One in Four Breast Cancer Patients Experience PTSD: Study
Receiving shocking health news is enough to catch anyone off guard and even traumatized. A new study showed that nearly 25 percent of all women who have recently been diagnosed with breast cancer, experienced post-traumatic stress disorder (PTSD) soon after hearing the news.
PTSD is a psychiatric disorder that can occur when a person has experienced or witnessed a life-threatening event. It is most typical in war veterans who are subdued to extreme violence and have a hard time returning to civilian life.
In the study published online by the Journal of the National Cancer Institute (JNCI), 1,139 women newly diagnosed with breast cancer, Stages I to III, and were evaluated to see if there was any form of PTSD after being diagnosed with breast cancer.
The study recruited from medical facilities in New York City, Detroit, and Northern California and was done via phone interviews in three parts after they were diagnosed with breast cancer.
"During the first two to three months after diagnosis, nearly a quarter of them met the criteria for PTSD, although the symptoms declined over the next three months. Younger women were more likely to develop symptoms of PTSD, and data suggest Asian and black women are at a more than 50 percent higher risk than white women," said Alfred I. Neugut, M.D., Ph.D.

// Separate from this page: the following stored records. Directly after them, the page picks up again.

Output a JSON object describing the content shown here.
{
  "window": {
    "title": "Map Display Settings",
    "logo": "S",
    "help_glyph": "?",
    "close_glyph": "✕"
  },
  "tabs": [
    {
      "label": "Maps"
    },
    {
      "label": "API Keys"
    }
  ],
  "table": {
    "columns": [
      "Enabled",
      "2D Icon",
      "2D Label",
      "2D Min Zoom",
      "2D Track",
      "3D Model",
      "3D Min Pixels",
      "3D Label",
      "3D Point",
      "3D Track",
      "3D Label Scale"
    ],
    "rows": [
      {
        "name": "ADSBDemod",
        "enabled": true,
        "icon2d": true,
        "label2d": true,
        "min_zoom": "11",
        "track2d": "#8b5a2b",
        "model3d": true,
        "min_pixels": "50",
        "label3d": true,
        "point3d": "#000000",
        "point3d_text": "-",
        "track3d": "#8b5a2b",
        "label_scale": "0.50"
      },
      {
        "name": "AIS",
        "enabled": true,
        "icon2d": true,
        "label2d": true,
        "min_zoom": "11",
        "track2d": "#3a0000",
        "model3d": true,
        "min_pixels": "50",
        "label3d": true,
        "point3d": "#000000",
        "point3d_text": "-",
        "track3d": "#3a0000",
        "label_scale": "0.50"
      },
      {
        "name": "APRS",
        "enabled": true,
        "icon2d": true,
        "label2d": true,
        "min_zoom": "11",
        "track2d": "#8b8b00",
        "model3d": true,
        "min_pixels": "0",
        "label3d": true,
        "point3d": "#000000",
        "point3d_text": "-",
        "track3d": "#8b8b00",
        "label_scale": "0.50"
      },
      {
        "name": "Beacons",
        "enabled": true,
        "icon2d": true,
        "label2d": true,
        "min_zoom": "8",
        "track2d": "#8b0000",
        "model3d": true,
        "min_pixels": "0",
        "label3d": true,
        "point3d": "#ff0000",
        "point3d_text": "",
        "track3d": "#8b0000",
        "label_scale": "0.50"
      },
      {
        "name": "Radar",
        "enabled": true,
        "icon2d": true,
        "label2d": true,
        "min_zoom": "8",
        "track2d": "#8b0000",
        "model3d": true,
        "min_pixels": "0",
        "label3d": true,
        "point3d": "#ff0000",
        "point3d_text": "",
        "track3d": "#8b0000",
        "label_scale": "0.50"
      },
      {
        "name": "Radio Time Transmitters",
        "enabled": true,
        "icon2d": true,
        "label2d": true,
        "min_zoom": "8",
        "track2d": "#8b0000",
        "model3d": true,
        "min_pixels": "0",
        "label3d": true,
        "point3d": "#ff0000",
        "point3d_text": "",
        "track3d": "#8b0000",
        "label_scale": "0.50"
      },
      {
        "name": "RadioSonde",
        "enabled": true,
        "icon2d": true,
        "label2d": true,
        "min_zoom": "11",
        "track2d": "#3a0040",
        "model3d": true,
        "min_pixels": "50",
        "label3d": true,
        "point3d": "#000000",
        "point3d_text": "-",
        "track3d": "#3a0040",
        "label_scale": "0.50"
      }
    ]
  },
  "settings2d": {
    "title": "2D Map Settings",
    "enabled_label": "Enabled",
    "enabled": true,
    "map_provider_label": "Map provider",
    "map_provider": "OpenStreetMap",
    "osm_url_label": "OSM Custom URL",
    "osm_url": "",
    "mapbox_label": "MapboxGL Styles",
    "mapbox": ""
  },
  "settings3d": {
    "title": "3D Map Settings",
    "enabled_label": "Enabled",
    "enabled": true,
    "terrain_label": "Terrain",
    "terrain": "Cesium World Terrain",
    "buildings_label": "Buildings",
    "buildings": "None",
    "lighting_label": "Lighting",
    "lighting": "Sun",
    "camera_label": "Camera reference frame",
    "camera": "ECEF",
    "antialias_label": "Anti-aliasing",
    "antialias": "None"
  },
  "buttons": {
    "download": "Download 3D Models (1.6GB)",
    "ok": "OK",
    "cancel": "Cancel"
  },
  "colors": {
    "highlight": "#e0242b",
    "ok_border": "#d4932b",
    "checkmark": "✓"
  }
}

In closing, Neugt added: "If we can identify potential risk factors for PTSD, when women are diagnosed with breast cancer, we could provide early prevention and intervention to minimize PTSD symptoms. This approach might also have an indirect impact on the observed racial disparity in breast cancer survival."
The research team notes that this study could apply to other forms of cancer, noting that PTSD symptoms have been reported in patients diagnosed withprostate and lymphoma.